Although the Stuart kings of England did not hate the Roman Catholic Church, most of their subjects did, causing Catholics to be harassed and persecuted in England throughout the seventeenth century. Driven by “the sacred duty of finding a refuge for his Roman Catholic brethren,” George Calvert (1580-1632) obtained a charter from Charles I in 1632 for the territory between Pennsylvania and Virginia. This Maryland charter offered no guidelines on religion, although it was assumed that Catholics would not be molested in the new colony. In 1634 two ships, the Ark and the Dove, brought the first settlers to Maryland. Aboard were approximately two hundred people. Among the passengers were two Catholic priests who had been forced to board surreptitiously to escape the reach of English anti-Catholic laws. Upon landing in Maryland the Catholics, led spiritually by the Jesuits, were transported by a profound reverence, similar to that experienced by John Winthrop and the Puritans when they set foot in New England. Catholic fortunes fluctuated in Maryland during the rest of the seventeenth century, as they became an increasingly smaller minority of the population. After the Glorious Revolution of 1689 in England, the Church of England was legally established in the colony and English penal laws, which deprived Catholics of the right to vote, hold office, or worship publicly, were enforced. Until the American Revolution, Catholics in Maryland were dissenters in their own country, living at times under a state of siege, but keeping loyal to their convictions, a faithful remnant, awaiting better times.
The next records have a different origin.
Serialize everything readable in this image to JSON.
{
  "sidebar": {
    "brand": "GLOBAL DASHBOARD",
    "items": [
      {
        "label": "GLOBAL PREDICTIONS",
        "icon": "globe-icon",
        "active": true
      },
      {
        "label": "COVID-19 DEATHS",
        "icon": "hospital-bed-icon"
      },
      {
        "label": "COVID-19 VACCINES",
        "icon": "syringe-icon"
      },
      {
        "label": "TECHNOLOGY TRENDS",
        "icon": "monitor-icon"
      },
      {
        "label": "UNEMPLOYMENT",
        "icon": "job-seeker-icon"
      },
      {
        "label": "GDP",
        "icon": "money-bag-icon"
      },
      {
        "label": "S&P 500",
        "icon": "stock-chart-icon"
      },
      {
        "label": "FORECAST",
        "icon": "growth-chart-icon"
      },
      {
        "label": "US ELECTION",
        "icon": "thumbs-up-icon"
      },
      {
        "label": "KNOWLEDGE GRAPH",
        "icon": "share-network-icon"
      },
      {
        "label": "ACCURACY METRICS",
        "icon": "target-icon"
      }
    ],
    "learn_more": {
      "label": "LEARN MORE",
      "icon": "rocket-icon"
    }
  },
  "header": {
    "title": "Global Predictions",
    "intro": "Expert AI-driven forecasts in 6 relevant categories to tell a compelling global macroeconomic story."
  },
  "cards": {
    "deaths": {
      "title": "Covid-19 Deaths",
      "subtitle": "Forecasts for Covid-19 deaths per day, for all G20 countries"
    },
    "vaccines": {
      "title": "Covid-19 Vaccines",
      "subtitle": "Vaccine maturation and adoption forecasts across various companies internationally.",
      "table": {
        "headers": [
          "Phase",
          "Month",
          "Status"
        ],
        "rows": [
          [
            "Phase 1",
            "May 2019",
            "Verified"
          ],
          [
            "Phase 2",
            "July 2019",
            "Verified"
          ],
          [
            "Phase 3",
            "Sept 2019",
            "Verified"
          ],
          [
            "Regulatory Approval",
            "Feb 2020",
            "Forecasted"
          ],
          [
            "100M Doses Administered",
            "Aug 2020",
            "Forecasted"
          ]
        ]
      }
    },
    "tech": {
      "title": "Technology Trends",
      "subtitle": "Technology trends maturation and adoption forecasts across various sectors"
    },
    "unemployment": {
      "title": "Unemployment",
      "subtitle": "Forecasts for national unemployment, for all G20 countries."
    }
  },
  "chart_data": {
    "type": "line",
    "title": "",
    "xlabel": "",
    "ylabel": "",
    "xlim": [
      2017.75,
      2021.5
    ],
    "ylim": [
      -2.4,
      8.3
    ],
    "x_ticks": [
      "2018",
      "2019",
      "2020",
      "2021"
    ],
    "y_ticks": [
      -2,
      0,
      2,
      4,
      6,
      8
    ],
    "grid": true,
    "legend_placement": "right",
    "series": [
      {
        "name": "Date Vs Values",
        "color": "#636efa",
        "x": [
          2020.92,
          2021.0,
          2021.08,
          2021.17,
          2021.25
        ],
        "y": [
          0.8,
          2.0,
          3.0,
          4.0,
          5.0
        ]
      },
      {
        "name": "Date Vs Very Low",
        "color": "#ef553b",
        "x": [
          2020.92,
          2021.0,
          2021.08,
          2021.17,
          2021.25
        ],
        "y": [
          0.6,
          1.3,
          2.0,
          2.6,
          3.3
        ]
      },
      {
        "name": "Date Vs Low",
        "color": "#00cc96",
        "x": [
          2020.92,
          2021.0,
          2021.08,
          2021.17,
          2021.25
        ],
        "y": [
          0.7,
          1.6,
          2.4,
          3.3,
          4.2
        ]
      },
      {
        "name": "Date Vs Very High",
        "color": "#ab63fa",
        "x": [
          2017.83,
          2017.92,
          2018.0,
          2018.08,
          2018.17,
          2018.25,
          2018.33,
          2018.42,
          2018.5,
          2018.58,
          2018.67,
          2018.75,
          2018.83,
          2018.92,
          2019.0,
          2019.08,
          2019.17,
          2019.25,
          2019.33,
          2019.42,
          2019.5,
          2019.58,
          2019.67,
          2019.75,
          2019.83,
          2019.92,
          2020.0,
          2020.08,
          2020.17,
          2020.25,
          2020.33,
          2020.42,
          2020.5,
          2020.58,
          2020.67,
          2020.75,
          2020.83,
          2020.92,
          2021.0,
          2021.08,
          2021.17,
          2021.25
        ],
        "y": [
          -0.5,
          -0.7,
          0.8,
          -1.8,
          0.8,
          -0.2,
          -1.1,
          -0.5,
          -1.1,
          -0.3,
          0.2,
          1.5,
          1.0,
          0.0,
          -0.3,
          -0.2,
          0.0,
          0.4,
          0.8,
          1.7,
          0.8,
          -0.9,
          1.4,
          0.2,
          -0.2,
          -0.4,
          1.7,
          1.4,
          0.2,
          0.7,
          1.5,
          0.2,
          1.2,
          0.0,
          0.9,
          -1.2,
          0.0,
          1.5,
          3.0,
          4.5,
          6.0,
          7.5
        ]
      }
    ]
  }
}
Virginia was settled by businessmen–operating through a joint-stock company, the Virginia Company of London–who wanted to get rich. They also wanted the Church to flourish in their colony and kept it well supplied with ministers. Some early governors sent by the Virginia Company acted in the spirit of crusaders. Sir Thomas Dale (d. 1619) considered himself engaged in “religious warfare” and expected no reward “but from him on whose vineyard I labor whose church with greedy appetite I desire to erect.” During Dale’s tenure, religion was spread at the point of the sword. Everyone was required to attend church and be catechized by a minister. Those who refused could be executed or sent to the galleys. When a popular assembly, the House of Burgesses, was established in 1619, it enacted religious laws that “were a match for anything to be found in the Puritan societies.” Unlike the colonies to the north, where the Church of England was regarded with suspicion throughout the colonial period, Virginia was a bastion of Anglicanism. Her House of Burgesses passed a law in 1632 requiring that there be a “uniformitie throughout this colony both in substance and circumstance to the cannons and constitution of the Church of England.” The church in Virginia faced problems unlike those confronted in other colonies–such as enormous parishes, some sixty miles long, and the inability to ordain ministers locally–but it continued to command the loyalty and affection of the colonists. In 1656, a prospective minister was advised that he “would find an assisting, an embracing, a comforting people” in the colony. At the end of the seventeenth century the church in Virginia, according to a recent authority, was prospering; it was “active and growing” and was “well attended by the young and old alike.”